For information, check their website at rsgrowers.com/. There’s a waiting list for available plots next year.

Russell-Shea Growers were formed not only to keep alive a tradition that stretches for more than a half-century – the area was the kitchen garden for the nearby state hospital before it was a community garden – but to expand its mission and operation.

Two plots have previously been set aside to raise food for the Friendly Kitchen, the soup kitchen in Concord, but that will expand to four plots, Cilley said. Volunteers will provide seeds, plants, grow the food, and transport it.

The group also wants to expand education outreach through organizations like cooperative extension, using the gardens as a way to teach people about the realities of modern nutrition. “I’m a firm believer that everybody should know how food gets on their table,” said Cilley, who grew up in a dairy farm family.

For most people, however, the plots will continue to serve as recreation for gardeners who don’t have the land – some people grow flowers – but also as a source of fresh food and cheaper food, even food security during hard times.

Cilley said the gardens bring in about $3,000 a year from fees. About half of that goes to liability insurance premiums, while the rest is spent cleaning up material left behind by gardeners. The biggest trash problem here, as in much of the world, is plastic, particularly tarps and landscape fabric, which help crops grow by keeping down weeds. Cracking down on trash without alienating gardeners can be a tricky proposition, they noted.

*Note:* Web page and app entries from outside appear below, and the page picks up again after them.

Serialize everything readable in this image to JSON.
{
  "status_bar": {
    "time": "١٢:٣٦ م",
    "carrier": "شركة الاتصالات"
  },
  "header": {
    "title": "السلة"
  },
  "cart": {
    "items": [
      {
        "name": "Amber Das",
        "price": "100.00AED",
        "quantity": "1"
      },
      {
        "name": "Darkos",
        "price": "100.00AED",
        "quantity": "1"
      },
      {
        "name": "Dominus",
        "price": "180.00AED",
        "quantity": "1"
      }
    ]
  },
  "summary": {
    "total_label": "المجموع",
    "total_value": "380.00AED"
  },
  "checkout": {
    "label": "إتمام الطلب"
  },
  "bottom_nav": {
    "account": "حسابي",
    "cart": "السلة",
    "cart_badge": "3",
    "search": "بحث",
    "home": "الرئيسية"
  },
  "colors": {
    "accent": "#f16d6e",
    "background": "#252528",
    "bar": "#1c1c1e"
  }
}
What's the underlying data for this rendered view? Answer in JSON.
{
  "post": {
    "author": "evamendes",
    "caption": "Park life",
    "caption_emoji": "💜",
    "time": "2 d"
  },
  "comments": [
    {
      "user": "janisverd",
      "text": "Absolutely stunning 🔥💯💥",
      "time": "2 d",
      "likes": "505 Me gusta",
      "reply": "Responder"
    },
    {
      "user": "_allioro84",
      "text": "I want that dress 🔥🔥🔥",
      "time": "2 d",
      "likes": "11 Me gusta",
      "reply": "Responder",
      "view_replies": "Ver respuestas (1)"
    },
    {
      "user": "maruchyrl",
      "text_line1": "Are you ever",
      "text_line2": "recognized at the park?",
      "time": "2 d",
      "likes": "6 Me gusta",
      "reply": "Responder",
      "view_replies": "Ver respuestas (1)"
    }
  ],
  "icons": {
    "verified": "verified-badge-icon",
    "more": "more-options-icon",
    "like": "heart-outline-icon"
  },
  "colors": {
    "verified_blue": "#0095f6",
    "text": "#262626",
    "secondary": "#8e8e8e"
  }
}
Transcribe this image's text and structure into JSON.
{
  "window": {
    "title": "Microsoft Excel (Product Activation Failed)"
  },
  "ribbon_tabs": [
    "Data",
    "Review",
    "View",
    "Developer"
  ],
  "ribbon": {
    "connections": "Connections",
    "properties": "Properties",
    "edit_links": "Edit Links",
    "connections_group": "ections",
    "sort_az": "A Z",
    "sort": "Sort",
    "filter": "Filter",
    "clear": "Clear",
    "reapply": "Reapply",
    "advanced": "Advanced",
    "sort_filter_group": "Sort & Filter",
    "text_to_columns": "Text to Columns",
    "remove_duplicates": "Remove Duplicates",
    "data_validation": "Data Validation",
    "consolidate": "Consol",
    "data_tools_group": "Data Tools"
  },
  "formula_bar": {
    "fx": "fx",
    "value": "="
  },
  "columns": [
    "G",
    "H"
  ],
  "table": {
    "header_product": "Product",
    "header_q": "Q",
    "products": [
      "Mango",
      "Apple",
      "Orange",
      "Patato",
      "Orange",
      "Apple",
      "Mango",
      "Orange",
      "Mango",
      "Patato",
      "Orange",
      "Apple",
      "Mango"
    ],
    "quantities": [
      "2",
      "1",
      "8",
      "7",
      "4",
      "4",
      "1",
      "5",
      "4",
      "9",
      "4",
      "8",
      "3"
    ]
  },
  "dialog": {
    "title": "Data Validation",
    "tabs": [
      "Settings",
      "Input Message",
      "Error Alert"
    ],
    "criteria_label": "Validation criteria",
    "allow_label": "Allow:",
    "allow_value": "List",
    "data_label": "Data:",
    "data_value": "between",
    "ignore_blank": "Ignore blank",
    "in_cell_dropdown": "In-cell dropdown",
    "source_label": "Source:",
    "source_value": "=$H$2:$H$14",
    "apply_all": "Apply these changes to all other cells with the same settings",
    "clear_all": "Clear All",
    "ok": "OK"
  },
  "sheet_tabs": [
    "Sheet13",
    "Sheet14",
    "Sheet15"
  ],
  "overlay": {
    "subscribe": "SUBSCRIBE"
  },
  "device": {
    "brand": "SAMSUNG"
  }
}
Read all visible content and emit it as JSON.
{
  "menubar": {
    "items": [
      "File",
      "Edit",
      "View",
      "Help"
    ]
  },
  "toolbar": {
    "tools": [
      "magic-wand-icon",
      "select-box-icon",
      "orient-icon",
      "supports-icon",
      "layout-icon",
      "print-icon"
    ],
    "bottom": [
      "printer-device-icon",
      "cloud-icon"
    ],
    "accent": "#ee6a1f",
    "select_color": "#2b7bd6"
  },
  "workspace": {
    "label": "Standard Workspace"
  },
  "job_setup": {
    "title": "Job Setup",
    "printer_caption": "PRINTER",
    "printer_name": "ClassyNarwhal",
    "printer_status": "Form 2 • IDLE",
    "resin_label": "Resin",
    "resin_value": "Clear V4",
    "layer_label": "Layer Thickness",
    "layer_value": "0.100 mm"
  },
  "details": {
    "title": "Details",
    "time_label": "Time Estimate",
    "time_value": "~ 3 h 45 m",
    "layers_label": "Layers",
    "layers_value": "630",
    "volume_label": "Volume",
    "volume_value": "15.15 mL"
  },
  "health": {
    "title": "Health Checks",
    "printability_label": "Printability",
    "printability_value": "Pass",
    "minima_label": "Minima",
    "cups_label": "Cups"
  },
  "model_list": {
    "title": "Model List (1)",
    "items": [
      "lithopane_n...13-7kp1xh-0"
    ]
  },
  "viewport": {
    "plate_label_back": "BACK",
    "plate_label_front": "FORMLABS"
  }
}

Long-term, the biggest drawback to the site is the lack of a water supply. That wasn’t a problem this wet year but Cilley said he trucked 600 gallons a week to the Friendly Plots during the dry start of last summer. Connecting it to the city’s water supply or drilling a well would require a large capital campaign.

The 561-acre Russell-Shea State Forest was transferred in 1972 from the Department of Health and Welfare to the Department of Resources and Economic Development, which is now the Department of Natural and Cultural Resources. Forests & Lands is a division within DNCR.